Jos Cocquyt quit his dream job designing drones for AeroVironment in 2010, and let the wind take him for an extended kitesurfing adventure with stops in Baja California, Holland, the south of Spain, Morocco, Vietnam, the Philippines, and Brazil. The iPhone was the Belgian-born Jos’s trusty tether to civilization and knowledge. He’d use it to read books, study foreign languages, and Facebook with friends and family, until finally his rough-and-tumble travels tripped him up and his screen cracked, and he had to buy a new phone, slap on “one of those big rubbery protectors,” and dream up something better.

Jos saw the iPhone as a “paradigm-shifting” beautiful piece of industrial design: “An engineer made these [bezeled edges] just right,” he says. “To cover it up would be sinful.” So, a few years ago on a beautiful beach in Rio de Janeiro (where very little is covered up), as he struggled to text in Portuguese (“You need the Q a lot in Portuguese, and I couldn’t get to the edge of the keyboard to hit the Q”) the idea came to him: Lose the cumbersome iPhone case without losing the protection.

That evening in Rio at the youth hostel, Jos roughed out his first minimalist sketch: four tiny, plastic clips to slip over the iPhone’s corners. His team at AeroVironment had developed something similar on a bigger scale to protect heavy-duty ground control units to operate Navy drones. He knew that it worked. “Look at the suitcase: it has four corners,” says Jos. “Nothing’s new. But no one had thought of putting it on the iPhone.”
The initial design for the new iPhone protector took a couple of days. Back in the U.S. for a friend’s wedding, Jos sent the designs to a CNC prototype shop (Computer Numerical Control Machine), and soon received his first ABS polymer prototype, which he dubbed “Bezl”. It needed work. The clips’ sharp edges quickly wore a hole in his jeans. There were other challenges. He’d hoped to raise capital through a Kickstarter campaign, but it failed to garner the expected funding. Then, love and work got in the way. Jos married Anne Zwerschina, a native of Germany, who like Jos had travelled the world. Anne had led mergers and acquisitions in IT and telecommunications and managed international projects, but never quite found the right product or business idea to make her want to give up her corporate career. The newlyweds moved to San Francisco, and Jos’s little invention slipped into the hobby category. Anne had yet to get her green card, and Jos was busy with full-time consulting.

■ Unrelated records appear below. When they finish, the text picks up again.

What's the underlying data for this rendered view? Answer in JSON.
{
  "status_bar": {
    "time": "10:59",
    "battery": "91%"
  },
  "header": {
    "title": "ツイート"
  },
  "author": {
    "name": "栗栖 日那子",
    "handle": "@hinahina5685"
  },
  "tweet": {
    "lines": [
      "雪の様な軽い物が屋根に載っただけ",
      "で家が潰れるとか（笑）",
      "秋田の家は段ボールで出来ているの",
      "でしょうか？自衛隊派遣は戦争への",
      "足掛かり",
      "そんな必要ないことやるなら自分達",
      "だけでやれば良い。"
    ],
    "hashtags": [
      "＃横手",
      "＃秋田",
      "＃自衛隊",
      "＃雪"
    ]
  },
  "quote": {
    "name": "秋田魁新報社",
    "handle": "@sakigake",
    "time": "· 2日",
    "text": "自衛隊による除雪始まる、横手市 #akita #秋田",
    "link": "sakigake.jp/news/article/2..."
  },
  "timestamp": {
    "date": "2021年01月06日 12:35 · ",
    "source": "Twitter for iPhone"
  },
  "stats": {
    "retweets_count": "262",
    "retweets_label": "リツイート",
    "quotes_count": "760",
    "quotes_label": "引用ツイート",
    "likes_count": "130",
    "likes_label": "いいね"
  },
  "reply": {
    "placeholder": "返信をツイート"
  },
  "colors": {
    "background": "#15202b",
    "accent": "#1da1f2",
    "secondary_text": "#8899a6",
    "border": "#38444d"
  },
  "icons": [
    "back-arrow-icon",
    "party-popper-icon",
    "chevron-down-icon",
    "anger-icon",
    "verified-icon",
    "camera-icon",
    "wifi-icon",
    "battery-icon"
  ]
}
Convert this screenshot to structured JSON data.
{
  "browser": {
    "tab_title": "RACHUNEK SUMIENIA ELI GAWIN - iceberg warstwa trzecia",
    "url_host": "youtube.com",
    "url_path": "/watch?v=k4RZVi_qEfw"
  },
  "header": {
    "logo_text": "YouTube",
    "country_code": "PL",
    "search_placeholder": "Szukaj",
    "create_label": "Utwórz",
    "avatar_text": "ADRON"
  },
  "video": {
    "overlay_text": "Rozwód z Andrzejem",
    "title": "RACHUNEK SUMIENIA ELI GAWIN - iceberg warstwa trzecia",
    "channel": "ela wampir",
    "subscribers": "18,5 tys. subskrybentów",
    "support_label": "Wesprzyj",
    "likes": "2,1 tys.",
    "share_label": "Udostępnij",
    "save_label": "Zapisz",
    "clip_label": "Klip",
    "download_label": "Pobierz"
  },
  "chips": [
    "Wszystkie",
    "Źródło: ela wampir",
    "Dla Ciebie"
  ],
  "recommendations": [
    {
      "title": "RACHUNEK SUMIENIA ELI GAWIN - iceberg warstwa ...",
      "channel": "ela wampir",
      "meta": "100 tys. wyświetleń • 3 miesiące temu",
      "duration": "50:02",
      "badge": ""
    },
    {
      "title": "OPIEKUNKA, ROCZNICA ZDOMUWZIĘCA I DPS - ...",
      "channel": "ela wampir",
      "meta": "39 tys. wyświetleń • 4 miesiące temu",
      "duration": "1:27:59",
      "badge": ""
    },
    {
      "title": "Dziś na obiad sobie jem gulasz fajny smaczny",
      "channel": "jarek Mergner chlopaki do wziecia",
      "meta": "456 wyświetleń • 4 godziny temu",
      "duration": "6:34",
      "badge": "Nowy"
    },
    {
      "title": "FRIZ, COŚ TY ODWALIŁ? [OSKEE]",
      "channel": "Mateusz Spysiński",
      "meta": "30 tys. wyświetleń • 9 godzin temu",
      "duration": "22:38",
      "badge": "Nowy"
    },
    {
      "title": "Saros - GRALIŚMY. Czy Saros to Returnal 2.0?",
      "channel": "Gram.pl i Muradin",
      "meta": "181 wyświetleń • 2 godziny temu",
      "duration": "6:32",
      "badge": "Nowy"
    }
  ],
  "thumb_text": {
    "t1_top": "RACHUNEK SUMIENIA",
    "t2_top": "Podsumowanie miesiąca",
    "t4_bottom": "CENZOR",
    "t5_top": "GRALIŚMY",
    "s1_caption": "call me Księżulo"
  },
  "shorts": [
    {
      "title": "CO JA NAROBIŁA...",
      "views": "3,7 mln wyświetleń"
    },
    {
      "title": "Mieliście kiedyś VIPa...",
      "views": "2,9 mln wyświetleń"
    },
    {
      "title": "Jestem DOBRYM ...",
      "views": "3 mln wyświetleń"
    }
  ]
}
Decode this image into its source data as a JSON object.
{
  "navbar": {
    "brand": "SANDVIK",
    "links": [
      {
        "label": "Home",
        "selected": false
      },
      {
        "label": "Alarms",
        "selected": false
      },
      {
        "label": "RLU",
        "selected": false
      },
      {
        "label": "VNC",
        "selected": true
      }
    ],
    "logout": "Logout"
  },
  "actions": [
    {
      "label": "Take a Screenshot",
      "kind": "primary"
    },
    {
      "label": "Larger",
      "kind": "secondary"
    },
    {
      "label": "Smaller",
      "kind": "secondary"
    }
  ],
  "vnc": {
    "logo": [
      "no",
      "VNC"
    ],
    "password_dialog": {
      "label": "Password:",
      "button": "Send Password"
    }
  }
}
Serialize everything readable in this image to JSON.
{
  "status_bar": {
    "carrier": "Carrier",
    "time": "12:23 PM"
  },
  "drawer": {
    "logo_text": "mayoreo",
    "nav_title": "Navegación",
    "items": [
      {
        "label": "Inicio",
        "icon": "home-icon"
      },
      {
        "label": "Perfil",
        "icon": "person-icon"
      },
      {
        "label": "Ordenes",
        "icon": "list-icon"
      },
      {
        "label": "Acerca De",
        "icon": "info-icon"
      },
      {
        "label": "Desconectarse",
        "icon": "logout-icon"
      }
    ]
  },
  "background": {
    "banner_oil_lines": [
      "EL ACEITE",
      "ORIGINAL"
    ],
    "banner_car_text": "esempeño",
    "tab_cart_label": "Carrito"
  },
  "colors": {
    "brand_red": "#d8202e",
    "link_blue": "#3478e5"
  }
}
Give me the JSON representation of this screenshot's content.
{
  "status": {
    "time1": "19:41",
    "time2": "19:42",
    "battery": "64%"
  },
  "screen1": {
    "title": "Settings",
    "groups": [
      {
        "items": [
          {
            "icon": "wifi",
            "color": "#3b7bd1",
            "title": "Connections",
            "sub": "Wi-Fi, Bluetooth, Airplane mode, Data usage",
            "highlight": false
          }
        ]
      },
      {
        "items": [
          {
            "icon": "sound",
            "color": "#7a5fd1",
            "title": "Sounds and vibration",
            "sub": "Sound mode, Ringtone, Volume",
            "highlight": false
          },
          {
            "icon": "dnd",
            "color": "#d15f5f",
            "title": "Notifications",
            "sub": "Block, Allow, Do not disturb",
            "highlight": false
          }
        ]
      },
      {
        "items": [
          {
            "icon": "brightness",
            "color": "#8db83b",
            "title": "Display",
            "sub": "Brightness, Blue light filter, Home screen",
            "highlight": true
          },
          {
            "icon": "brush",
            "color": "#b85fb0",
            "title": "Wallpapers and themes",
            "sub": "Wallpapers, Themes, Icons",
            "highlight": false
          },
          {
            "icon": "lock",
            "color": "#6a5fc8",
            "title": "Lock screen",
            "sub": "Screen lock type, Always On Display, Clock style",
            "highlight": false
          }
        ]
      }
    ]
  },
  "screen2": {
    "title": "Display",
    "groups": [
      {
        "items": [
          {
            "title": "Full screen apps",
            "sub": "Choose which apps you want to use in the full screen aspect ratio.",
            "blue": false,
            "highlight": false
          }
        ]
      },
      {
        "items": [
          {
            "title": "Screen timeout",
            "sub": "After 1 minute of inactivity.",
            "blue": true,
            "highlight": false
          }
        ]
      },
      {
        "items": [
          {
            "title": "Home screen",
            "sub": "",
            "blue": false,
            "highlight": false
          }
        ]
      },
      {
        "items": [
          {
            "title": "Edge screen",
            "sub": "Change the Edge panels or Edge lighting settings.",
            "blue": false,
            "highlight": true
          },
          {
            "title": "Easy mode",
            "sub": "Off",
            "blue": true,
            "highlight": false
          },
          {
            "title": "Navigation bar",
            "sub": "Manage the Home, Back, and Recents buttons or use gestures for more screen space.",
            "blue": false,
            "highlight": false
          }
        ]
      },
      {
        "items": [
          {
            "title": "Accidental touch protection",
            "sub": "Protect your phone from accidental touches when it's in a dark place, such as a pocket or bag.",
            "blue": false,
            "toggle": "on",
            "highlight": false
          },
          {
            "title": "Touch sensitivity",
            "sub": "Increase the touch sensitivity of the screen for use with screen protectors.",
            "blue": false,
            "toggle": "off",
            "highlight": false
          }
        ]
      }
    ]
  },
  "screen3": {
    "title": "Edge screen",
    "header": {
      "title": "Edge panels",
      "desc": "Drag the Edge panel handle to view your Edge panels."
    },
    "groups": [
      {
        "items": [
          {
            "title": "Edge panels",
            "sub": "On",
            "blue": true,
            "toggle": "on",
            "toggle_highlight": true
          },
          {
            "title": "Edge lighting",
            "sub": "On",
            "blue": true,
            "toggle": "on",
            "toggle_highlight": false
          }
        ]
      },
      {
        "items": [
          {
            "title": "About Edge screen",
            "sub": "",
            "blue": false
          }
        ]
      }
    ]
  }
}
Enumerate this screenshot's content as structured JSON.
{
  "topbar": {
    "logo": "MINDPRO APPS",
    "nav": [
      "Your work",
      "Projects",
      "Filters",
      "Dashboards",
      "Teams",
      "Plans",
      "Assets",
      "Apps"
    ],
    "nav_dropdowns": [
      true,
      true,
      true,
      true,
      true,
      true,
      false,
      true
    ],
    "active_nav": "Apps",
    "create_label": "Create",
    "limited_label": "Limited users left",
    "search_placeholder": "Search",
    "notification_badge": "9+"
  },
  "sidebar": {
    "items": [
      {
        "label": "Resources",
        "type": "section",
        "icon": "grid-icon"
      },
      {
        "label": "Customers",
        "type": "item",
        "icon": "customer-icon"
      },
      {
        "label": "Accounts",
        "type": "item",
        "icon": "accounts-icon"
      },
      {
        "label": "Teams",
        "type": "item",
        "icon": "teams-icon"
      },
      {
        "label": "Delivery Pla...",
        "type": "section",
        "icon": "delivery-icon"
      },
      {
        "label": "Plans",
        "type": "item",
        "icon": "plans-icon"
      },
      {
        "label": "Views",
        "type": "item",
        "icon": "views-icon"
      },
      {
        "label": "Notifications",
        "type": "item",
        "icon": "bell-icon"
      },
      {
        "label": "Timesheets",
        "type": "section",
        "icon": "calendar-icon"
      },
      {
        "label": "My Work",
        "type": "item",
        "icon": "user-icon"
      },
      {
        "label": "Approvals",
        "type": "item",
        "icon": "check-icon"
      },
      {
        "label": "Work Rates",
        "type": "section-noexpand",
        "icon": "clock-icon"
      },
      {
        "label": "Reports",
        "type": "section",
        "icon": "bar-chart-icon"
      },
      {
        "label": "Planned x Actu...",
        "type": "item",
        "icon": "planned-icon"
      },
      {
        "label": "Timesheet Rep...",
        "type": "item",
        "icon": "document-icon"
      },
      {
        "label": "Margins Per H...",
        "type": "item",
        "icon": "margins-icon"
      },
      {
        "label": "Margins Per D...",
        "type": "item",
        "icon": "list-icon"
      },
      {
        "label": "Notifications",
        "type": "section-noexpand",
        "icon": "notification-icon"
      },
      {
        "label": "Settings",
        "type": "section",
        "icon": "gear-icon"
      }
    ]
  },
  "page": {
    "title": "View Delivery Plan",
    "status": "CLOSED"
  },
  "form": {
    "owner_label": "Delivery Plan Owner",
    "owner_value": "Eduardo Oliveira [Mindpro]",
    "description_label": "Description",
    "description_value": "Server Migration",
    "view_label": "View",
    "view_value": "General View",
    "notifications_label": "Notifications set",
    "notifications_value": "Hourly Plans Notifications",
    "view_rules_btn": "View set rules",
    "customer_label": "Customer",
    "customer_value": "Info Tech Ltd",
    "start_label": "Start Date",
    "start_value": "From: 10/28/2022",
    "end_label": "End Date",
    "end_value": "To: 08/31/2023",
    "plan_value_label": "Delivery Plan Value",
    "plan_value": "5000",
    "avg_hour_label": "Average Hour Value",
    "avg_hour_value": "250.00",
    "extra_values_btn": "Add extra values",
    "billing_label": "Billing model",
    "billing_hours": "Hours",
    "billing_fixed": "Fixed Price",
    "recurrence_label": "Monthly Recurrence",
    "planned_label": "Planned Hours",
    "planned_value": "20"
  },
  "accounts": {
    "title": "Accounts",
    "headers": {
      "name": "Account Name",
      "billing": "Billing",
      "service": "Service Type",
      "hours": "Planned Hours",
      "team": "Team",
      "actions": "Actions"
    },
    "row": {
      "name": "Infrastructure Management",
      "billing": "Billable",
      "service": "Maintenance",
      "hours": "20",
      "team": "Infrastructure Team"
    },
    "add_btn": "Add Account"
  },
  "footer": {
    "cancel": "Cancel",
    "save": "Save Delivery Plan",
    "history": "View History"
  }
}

But when Jos slipped the little plastic clips on her iPhone, she caught the bug. “We showed it to everyone,” Anne says. “I must have dropped my iPhone 200 times. It worked every time. No cracks.” Anne added her business acumen to the mix. They refined the design and found a Chinese-French supplier and developed premium packaging with help from a friend in Portugal. Next, Odesk freelancers assisted with SEO for the website, and TaskRabbits promoted Bezl at Apple’s keynote in SF. But when the first 5,000-package order was shipped to their Haight Street garage, they saw to their dismay that they had to polish each box to remove black smudges and slap on a “for iPhone 5S” sticker. Friends pitched in to help, and then they started offering up Bezls on flash sale Internet sites. Sales jumped for the “most minimalist iPhone case on the planet,” and Bezl received so much publicity that distributors from Dubai, Japan and China reached out and ordered the “mini protectors”. Sales popped again when, the hot Internet gift site, featured Bezl in a popular video that went viral.

Bezl was on cruise control, taking advantage of startups like Shipwire, a warehouse connected with your ecommerce store. Then, a distributor who had ordered 5,000 units abruptly pulled out. Thousands of Bezl packages filled their garage. Recalls Anne: “We were drowning in Bezls.”

Overwhelmed with their new full-time jobs – Jos at Lighting Africa!, Anne at Genentech – they delayed working on a new design for the iPhone 6, and that ironically proved their salvation. A wholesale customer who kept prodding them to introduce their iPhone 6 model started talking about a buyout. In the space of a few days, Jos and Anne came up with an offer — cash plus royalties — and were stunned when the gadget company from Nevada agreed to their terms.

“When it closed, I didn’t believe it,” says Anne. “We were just jumping around!”

Looking back at their “moonlighting startup,” Jos says the experience and lessons learned were worth all the hard work: “There was this huge sense of satisfaction to have a hand in everything — the design, packaging, and sales.” The couple loved creating a physical product they could show.

Money is nice too. Royalties are streaming in, the new iPhone 6 case ships this month, and Jos notes with a smile that he’s “happy to clear out the garage” of a few thousand Bezls.

Nothing like getting your startup out of the garage.

Story by Jonathan Littman
Edited by Susanna Camp